to Nicholas Johnson's Coralville Rain Forest Web Site
Rain Forest Dreams and Deficits
[The Gazette headline: "Bold Thinking Requires Focus to Match Potential"]
Sunday, January 9, 2005, p. 12A
How can you know?
“For our money”? Based on the promoters' revelations, neither the Gazette, nor any other local individual or institution, has contributed any money to this project.
Responsible evaluation of the proposed $180 million indoor rain forest in Coralville requires picking through the public relations boosterism in search of the pros and cons on eight separate issues.
1. Ridicule. The project is ridiculed by many, from Republican House Speaker Dennis Hastert to syndicated humor columnist Dave Berry. Critics say it’s ludicrous to put rain forests in corn fields. I’m pragmatic. If it works, who cares?
2. Better uses for money. It’s not every Iowan’s top priority among uses for $180 million. No matter. They’re too late. Sen. Chuck Grassley provided the $50 million of federal money can’t be used for anything else.
3. Bold ideas. Your editorial says this is “the boldest idea in decades.” No argument there. David Oman, Ted Townsend, Robert Ray, Ted Stillwell, and the other board members [Note: The Gazette omitted the following fact from its editorial, and words from this response: "including your publisher, Joe Hladky,"] should be commended for their example. Iowa needs more like them.
So far, so good. But read on.
4. Potential. The editorial notes the project’s “potential” to create a “world-class educational facility” and a research facility’s “potential to attract national and international recognition.”
Most published support for the project comes from the Iowa Child’s board and advisory committee members. It’s often just generalized, gossamer dreams of “potential” benefits.
It’s true that a world-class anything in Iowa will probably bring some benefits. But that’s not the issue. The issues are whether (a) the project has yet focused on which of these potentials it intends to pursue, (b) made public the precise details of what it’s talking about, and (c) how it will deliver those benefits.
5. Focus. Like the six blind men describing an elephant, the promoters’ emphasis shifts between a rain forest with animals to one without, real trees and fake trees, a K-5 school and teacher training, energy conservation projects and scientific research, amusement attraction and educational tourism.
At some point they must choose. Meanwhile, no one can possibly know whether their ultimate choice will make economic sense.
6. Budget details. Originally a $300 million project, then $240, and now $180, promoters won’t reveal what it covers. Shell construction only? Parking lots? Classrooms and IMAX? Acquisition of trees and animals?
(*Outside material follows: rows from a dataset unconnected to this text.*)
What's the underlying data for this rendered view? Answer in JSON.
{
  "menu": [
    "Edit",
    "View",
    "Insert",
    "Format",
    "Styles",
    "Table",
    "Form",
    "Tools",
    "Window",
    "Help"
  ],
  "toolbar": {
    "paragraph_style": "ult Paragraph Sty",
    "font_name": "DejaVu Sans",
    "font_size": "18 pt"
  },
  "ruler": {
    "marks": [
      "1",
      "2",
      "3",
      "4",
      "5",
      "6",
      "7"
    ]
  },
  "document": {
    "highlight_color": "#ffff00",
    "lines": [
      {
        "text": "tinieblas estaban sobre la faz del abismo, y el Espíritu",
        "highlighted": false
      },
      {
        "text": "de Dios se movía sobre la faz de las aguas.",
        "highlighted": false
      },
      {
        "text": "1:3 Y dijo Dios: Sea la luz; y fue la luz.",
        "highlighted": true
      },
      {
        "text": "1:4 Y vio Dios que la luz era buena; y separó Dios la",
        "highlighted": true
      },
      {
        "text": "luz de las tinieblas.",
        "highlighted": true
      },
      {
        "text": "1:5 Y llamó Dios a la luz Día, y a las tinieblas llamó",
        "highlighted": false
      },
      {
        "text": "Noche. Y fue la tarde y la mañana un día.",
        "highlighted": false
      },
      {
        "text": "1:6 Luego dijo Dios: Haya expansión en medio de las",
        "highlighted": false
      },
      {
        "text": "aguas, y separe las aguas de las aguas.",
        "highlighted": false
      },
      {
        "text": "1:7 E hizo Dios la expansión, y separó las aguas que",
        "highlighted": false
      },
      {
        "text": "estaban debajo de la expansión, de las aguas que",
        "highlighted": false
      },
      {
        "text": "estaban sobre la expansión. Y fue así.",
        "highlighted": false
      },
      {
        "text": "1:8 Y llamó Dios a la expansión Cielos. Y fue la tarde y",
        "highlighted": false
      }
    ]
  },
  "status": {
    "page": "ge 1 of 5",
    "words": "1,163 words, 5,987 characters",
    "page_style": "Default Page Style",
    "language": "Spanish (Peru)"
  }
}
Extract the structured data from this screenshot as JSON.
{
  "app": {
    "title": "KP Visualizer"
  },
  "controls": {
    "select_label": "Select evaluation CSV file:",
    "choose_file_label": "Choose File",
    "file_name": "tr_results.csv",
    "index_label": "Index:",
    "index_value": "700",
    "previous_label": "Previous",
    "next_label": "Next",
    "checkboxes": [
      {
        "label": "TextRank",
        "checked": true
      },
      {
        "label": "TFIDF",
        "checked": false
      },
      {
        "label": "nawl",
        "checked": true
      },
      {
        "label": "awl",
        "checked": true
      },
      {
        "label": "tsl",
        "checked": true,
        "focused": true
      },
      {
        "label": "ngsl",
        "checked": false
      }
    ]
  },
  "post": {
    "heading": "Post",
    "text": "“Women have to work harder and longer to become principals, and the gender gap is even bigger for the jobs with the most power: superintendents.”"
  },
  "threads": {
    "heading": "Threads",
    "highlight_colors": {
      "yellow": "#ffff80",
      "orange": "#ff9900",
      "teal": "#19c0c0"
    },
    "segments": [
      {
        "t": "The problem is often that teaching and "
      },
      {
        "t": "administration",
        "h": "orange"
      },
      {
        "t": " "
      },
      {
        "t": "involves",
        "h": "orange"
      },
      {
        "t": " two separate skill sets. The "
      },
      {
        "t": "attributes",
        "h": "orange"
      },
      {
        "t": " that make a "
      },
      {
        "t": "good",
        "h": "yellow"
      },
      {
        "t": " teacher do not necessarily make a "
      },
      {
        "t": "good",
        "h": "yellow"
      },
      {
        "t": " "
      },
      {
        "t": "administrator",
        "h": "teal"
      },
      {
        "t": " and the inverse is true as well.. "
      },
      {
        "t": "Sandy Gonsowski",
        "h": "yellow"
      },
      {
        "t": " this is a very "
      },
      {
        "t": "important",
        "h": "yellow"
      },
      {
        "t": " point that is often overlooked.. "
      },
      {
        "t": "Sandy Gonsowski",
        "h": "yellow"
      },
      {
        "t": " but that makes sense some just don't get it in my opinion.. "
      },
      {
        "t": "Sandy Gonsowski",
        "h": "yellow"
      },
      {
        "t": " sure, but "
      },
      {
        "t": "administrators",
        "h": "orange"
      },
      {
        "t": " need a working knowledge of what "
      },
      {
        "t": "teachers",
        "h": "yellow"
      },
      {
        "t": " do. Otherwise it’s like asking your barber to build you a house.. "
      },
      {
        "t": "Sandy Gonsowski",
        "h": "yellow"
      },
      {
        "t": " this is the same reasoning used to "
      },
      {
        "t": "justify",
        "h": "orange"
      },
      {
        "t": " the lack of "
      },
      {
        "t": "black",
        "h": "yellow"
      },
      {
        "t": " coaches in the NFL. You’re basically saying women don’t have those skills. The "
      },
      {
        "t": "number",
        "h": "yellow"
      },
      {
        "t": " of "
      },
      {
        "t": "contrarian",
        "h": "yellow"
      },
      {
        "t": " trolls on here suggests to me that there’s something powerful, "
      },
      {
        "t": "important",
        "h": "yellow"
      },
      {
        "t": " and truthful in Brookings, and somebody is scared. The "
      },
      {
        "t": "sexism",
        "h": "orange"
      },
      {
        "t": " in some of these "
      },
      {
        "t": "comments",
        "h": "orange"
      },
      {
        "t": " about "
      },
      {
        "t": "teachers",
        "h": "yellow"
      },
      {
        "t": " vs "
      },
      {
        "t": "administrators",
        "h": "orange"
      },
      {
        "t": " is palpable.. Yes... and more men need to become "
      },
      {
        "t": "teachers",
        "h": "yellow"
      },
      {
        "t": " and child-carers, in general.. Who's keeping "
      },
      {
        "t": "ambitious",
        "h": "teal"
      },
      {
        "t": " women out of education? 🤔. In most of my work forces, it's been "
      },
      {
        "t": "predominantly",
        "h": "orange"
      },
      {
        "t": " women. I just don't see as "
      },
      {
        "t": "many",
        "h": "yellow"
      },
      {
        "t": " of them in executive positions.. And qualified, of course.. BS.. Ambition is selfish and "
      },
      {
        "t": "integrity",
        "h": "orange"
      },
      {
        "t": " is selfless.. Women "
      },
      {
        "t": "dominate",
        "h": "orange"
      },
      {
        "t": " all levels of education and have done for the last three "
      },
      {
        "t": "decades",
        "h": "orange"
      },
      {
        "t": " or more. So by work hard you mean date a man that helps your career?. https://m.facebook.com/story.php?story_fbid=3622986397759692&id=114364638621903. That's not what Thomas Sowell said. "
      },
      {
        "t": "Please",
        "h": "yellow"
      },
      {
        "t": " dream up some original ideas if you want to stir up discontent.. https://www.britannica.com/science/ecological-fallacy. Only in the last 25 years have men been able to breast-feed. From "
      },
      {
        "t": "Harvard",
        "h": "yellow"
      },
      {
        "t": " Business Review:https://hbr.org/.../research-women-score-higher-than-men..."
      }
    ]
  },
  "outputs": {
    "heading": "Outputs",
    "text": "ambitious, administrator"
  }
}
Pre-opening promotion? First year’s operations?
Without details, there’s no way to evaluate the reasonableness of the figure, or probable cost overruns. Their stonewalling erodes public confidence.
7. The elephant in this rain forest is that, nine years into the project, it’s still $90 million short of even the unspecified $180 million. Apparently nothing has been raised during the past 10 months.
8. Risks. The editorial acknowledges, “Are there risks? Sure.” The Gazette says they’re worth it. But how can you know, without itemizing them? Here are some risks.
The editorial says it will “leave people with a more positive perception of the state.” Maybe. But only if it works financially. If not, a 20-story monument to a failed, rotting rain forest only creates more ridicule and negative perceptions. Or, more likely, a perpetually subsidized additional burden for local taxpayers.
Iowa needs bold thinking.
Absolutely. But until promoters provide us their focus, and the details
of programs, budgets and benefits, how can anyone possibly say that they
“like the risk and potential reward of The Environmental Project”?
Nicholas Johnson of Iowa City is a visiting professor at the University of Iowa College of Law. His Web site at www.nicholasjohnson.org includes information about The Environmental Project and other issues.